Now might be the time to admit it: You have a data problem. You’re surrounded by it. It’s flooded your desk, overwhelmed your hard drive and is piling up like floor-to-ceiling garbage in your consciousness. And you’re afraid to throw any of it away. “What if I need it one day? I invested in it, so it has to be worth keeping, right?” You’ve ended up in this cluttered mess, surrounded by information when all you really wanted is to be surrounded by answers.
You’re a data hoarder. But you are not alone and help is out there.
For the last couple of years, Big Data has been the fixation of every marketer struggling to understand its audience better, and for understandable reasons. We know the world of content is fractured. People consume wide, varied streams, from traditional TV to search engines, social networks and mobile apps.
And as their consumption footprints expand, marketers have responded by diversifying how they reach people and the way they measure those interactions. Marketers today spend so much time collecting every single real-time data metric (shopper data, digital data, social data, mobile data, etc.), but they easily lose sight of the true purpose for collecting all this information in the first place: to find insights that will help them be smarter and more efficient. The Big Data idea has been: “With this much info at our fingertips, marketers can’t lose.” But the reality is that Big Data is often a damn mess.
The truth is that more stuff does not make your house and life better, and more data does not make you smarter or provide more meaningful insights. Most marketers waste a lot energy collecting data that is not usable and would greatly benefit from a new Small Data strategy. It’s about efficient effort for maximum effect. Unless you have an army of Google statisticians at your disposal, why collect metrics that provide no real insight?
As a hoarder, you have the same problem every hoarder has—whether you are hoarding trash you collected from a dumpster or stockpiling metrics. You don’t know how to say, “Enough already.” What is the first thing professional organizers do in dealing with hoarders? They take assessment of the situation, create a plan of attack and begin throwing stuff out. You need to do the same.
Start backwards. Decide where you want to go before you even begin. A learning agenda is a great way to start—meaning, align your objectives with learning questions. Accept that there are always priorities when it comes to objectives, and if that list of “what’s important” includes everything and the kitchen sink, you are setting yourself up for failure.
Next, get your KPIs (key performance indicators) organized. Every objective you have can be measured through a wee list of KPIs. (Smoke, for example, is a pretty dependable KPI for fire.) If you feel the list is too small, that’s actually a sign you’re doing it right.
You may have a few metrics working together to create a KPI (engagement scores typically combine Facebook likes, Twitter impressions and social media engagement metrics divided by the number of unique visitors), and that’s OK as long as it is laddering up to one of your few objectives. You will be tempted to hoard data simply for the sake of collecting data, but if a metric exists that does not have a home, it is probably not worth measuring. Or worse, you may have forgotten an important objective which includes this metric. Keep the KPIs aligned with specific objectives, neatly and cleanly.
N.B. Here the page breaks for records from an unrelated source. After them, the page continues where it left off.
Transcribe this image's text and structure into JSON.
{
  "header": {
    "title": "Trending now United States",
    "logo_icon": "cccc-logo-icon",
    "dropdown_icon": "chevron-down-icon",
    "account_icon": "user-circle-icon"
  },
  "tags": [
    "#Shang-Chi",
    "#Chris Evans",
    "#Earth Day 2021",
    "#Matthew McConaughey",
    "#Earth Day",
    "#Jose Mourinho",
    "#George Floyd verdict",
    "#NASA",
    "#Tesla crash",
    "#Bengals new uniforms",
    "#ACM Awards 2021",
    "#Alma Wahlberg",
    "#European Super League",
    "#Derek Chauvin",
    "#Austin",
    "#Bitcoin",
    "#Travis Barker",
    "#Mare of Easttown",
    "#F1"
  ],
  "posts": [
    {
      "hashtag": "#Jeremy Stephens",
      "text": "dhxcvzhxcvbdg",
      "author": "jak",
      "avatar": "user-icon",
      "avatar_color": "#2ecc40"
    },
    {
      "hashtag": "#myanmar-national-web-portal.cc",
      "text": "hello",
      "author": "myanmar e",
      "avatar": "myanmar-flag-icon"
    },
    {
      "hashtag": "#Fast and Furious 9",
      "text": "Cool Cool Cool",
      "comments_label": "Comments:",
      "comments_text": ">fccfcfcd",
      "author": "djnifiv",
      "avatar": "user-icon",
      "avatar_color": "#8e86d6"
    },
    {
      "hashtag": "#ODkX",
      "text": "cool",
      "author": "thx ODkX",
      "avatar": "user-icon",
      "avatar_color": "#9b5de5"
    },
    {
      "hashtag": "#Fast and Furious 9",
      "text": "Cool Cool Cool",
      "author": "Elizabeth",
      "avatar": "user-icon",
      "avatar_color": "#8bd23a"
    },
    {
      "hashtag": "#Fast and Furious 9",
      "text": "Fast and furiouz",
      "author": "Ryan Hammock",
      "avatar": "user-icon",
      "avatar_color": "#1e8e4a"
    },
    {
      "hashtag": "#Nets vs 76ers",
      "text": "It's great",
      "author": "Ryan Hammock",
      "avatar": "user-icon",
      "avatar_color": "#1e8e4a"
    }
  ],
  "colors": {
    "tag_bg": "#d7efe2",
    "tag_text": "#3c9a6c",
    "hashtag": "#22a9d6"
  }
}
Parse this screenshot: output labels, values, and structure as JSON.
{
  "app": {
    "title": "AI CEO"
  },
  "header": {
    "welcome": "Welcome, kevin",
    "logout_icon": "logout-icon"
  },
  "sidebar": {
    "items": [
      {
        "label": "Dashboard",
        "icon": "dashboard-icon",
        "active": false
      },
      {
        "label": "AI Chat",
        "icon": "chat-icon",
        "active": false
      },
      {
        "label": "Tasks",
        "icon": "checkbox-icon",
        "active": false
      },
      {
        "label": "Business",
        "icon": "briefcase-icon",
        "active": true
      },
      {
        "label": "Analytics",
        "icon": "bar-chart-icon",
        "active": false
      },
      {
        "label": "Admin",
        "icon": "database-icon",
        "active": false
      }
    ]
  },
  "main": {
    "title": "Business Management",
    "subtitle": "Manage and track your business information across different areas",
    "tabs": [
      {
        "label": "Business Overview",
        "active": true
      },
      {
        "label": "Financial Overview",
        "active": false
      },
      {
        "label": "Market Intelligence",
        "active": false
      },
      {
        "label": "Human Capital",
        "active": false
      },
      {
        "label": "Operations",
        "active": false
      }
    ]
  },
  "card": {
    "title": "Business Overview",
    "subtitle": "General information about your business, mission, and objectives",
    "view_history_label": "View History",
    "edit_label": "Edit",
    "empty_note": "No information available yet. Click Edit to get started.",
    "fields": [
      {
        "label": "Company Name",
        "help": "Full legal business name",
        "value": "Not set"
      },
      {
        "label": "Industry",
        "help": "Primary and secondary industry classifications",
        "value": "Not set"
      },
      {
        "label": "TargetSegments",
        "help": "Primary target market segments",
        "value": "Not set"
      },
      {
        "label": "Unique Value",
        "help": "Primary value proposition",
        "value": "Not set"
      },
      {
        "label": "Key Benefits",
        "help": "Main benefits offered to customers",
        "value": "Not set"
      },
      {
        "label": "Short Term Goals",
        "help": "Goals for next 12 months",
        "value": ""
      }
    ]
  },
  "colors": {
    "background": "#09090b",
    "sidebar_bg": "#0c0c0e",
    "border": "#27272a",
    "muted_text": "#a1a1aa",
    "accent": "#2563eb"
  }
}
Big Data might be OK if you have resources, expertise and time lines to properly mine multiple sources of data, process those data points, and integrate and refine them into insights. But try to give yourself a little intervention here to look for hoarding tendencies.
Look at yourself in the mirror and ask if you really have this luxury of maintaining a Big Data approach under compressed deadlines. A Small Data strategy is powerful in its simplicity and effectiveness.
Small works. Time to clean up your act.